Under the stewardship of its boyish chief justice, John Roberts, the court has taken the law for a sharp turn to the ideological right, while at the same time masterfully concealing it. Virtually every empirical study confirms this rightward turn. Yet recent public opinion polls indicate Americans continue to see a bench that is, if anything, a wee bit too liberal.

How to explain the justices shoving the law rightward, while everyone thinks it is dead center or too far left? The answer is that Roberts is a brilliant magician. He and his four fellow conservative justices have worked some classic illusionist tricks to distract us from seeing the truth. Roberts is likely the first chief justice to understand that the message matters as much as the outcome. He has played his role with consummate skill, allowing the law to shape-shift before our very eyes, even as he and his fellow conservatives claim that nothing is happening.

To my mind, Friedman & Lithwick’s explanation is extremely unlikely. The Supreme Court is normally described as conservative in the press, Indeed, I think the press regularly overstates the Court’s conservatism. And pretty much every ideological-divided decision gets heavy press coverage that focuses heavily on the right vs. left dynamic.
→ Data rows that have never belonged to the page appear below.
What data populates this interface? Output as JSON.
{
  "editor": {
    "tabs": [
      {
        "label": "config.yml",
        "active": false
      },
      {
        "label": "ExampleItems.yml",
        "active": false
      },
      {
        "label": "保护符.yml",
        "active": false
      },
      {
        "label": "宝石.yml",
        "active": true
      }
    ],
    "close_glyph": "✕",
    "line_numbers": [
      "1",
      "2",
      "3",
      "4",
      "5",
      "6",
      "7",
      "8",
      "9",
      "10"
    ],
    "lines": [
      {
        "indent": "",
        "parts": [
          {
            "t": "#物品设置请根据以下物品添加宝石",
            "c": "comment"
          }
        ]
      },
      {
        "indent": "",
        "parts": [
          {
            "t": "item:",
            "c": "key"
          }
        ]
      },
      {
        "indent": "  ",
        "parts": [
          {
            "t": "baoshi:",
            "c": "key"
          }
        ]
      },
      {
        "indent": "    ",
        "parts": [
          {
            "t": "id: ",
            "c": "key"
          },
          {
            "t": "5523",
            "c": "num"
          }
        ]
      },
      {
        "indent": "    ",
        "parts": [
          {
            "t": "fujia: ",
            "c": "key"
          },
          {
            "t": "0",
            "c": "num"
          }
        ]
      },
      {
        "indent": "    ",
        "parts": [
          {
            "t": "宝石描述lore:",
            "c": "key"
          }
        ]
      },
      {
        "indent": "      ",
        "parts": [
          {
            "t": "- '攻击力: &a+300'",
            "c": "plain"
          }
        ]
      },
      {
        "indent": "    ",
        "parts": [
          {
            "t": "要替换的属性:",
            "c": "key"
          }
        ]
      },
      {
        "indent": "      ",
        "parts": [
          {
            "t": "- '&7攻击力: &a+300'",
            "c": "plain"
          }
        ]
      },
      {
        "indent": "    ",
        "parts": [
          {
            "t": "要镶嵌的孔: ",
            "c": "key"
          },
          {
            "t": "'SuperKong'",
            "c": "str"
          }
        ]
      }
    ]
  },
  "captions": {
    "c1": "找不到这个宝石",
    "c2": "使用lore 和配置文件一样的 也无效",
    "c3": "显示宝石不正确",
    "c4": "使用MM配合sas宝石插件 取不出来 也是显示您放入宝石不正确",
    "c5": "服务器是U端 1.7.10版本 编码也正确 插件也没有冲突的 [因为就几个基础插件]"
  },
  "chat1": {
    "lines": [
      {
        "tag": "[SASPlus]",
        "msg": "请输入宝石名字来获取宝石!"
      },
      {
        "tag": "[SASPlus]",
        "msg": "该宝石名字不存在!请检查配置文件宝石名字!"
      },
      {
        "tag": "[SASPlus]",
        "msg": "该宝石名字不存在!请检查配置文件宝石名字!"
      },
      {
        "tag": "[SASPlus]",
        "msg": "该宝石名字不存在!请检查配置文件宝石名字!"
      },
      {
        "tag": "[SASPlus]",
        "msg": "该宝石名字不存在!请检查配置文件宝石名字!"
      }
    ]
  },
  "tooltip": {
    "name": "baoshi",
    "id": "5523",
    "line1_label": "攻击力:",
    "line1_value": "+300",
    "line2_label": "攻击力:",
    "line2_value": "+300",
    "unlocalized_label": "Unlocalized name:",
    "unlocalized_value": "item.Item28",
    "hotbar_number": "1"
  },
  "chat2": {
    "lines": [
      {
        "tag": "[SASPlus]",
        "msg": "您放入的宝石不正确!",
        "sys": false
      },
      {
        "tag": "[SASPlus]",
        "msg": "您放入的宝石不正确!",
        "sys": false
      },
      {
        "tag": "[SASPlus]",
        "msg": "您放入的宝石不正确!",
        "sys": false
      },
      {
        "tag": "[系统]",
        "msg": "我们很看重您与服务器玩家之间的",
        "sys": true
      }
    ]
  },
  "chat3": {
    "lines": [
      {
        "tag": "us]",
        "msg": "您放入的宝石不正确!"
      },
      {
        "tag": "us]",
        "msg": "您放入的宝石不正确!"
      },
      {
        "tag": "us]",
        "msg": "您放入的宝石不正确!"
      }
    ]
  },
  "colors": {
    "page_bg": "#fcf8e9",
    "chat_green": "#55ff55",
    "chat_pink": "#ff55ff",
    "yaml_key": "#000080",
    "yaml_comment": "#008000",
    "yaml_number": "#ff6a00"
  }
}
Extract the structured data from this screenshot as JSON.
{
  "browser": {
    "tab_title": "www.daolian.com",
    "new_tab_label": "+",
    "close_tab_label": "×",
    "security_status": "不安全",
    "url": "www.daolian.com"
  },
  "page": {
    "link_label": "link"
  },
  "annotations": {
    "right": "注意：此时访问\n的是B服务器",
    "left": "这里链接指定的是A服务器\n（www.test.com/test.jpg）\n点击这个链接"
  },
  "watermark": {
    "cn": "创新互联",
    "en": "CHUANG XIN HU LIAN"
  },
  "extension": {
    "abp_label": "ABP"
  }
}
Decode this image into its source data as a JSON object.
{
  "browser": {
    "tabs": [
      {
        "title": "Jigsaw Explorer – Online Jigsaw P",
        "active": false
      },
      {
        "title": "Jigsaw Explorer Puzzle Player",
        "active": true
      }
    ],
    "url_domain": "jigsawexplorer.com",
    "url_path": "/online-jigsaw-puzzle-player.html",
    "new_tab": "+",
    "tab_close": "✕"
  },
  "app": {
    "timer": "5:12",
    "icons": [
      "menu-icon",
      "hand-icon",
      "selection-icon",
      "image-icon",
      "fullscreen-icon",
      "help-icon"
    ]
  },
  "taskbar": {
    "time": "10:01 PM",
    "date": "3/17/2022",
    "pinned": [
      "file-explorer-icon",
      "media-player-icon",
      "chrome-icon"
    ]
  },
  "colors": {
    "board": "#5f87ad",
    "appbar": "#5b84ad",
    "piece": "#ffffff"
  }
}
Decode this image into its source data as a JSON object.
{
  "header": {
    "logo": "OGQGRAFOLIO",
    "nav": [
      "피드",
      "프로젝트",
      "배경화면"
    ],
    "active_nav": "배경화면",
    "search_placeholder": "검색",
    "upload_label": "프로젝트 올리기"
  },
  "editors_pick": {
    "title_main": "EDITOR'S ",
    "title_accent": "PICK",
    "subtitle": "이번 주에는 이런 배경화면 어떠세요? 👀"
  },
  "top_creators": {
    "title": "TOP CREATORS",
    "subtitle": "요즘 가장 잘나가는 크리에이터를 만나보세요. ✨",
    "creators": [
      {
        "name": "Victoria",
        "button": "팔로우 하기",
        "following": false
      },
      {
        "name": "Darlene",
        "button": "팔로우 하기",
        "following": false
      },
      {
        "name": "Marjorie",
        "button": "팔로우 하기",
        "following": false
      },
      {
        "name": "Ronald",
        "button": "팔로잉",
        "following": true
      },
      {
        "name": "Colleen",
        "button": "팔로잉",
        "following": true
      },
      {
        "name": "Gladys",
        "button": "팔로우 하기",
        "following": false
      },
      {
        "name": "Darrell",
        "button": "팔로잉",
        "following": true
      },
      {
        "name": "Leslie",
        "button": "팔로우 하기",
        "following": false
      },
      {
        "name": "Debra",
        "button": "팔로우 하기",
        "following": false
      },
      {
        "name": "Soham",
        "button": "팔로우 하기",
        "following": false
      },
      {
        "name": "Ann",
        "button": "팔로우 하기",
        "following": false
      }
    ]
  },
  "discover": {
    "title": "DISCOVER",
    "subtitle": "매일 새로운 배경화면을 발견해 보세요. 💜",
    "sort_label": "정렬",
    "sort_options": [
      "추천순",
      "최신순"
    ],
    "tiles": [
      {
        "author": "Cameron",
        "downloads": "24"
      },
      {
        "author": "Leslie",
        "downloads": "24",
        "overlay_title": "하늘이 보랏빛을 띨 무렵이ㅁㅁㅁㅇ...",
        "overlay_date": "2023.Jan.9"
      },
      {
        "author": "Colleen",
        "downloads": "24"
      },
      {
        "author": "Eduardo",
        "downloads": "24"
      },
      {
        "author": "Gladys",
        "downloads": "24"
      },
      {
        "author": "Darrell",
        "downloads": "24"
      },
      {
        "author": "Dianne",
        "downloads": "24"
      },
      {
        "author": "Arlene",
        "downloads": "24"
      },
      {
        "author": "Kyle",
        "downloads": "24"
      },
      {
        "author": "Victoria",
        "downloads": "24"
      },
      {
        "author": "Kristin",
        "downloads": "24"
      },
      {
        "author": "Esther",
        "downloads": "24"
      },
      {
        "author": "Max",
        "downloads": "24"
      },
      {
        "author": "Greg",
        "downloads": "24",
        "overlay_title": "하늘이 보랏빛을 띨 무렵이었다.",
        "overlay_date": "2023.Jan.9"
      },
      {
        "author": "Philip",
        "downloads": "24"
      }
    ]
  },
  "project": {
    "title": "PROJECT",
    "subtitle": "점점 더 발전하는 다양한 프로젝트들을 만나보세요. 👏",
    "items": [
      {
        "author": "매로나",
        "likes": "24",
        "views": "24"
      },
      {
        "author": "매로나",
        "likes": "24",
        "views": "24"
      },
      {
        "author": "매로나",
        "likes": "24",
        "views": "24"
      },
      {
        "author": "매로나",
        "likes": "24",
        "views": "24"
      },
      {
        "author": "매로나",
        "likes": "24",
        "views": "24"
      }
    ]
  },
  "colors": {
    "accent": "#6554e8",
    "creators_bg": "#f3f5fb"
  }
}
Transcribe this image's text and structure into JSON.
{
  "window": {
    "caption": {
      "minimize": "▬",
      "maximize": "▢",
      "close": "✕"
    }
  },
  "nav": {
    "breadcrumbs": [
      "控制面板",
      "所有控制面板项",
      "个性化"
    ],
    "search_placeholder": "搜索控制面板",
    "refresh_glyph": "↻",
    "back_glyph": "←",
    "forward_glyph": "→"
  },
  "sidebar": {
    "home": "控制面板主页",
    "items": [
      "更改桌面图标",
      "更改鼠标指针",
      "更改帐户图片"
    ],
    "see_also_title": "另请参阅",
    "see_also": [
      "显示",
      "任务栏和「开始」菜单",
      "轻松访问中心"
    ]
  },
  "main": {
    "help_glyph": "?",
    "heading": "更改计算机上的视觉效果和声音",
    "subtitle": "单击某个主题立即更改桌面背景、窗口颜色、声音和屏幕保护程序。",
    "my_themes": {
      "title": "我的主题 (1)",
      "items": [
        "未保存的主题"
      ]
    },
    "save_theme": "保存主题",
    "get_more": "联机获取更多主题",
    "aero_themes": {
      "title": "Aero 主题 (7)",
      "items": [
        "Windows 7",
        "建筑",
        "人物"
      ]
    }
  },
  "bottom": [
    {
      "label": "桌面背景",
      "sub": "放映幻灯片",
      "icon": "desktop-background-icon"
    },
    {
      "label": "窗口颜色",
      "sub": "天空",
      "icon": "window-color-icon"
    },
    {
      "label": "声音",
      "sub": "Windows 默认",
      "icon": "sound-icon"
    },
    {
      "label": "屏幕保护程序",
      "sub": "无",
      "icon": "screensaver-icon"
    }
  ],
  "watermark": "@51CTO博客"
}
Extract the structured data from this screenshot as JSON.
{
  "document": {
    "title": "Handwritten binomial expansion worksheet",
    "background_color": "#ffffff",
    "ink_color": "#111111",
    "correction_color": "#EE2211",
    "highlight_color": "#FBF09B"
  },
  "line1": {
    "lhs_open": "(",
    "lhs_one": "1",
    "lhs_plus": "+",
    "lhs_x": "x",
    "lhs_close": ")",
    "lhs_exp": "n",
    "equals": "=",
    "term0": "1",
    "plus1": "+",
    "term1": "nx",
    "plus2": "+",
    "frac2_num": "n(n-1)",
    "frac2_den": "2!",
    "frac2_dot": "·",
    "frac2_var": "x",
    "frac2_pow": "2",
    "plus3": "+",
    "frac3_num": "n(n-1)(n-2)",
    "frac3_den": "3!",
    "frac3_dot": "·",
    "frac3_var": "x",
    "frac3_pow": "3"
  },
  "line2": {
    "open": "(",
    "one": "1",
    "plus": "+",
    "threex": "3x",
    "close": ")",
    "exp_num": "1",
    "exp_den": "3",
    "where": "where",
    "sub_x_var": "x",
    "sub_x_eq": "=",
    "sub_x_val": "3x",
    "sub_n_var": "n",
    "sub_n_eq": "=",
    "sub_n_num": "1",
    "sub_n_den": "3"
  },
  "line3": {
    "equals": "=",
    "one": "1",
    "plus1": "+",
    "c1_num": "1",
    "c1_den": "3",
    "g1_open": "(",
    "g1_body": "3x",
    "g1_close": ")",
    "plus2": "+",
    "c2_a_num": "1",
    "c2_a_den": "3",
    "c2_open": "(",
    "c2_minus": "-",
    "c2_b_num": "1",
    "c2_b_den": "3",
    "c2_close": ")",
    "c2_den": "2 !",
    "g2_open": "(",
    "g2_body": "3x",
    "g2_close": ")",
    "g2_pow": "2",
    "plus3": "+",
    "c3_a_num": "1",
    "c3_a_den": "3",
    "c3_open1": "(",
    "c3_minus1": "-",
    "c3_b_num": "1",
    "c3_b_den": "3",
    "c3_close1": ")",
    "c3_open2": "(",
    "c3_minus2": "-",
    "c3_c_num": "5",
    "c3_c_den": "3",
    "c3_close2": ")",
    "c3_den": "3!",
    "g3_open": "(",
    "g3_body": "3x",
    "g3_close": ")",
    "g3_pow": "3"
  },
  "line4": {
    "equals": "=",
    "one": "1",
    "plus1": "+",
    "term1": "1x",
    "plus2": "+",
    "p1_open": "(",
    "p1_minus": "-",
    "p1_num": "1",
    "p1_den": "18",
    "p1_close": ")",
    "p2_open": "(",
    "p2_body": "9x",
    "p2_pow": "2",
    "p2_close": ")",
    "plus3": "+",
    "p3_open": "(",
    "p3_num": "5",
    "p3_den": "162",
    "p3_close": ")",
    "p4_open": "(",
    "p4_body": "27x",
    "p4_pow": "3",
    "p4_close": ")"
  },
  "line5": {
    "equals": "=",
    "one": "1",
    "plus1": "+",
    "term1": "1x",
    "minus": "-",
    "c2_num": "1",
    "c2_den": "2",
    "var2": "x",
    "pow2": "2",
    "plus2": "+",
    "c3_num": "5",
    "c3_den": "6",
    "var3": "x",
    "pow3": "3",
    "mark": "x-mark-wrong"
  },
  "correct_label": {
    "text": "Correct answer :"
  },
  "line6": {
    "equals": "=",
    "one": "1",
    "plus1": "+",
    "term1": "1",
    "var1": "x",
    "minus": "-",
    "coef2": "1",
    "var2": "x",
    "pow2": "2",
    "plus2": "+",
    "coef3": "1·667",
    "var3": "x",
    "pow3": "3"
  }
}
Given that, I don’t see the alleged “secret.” It may be that the public is not drawing the lesson from the press coverage that Friedman and Lithwick want them to draw. But I would think that’s because they just disagree, not because John Roberts is some sort of wizard with magical powers who can hide the Court’s decisions from the public that would otherwise see them on the front page of the New York Times.

UPDATE: Matthew Bodie has some similar thoughts at Prawfs.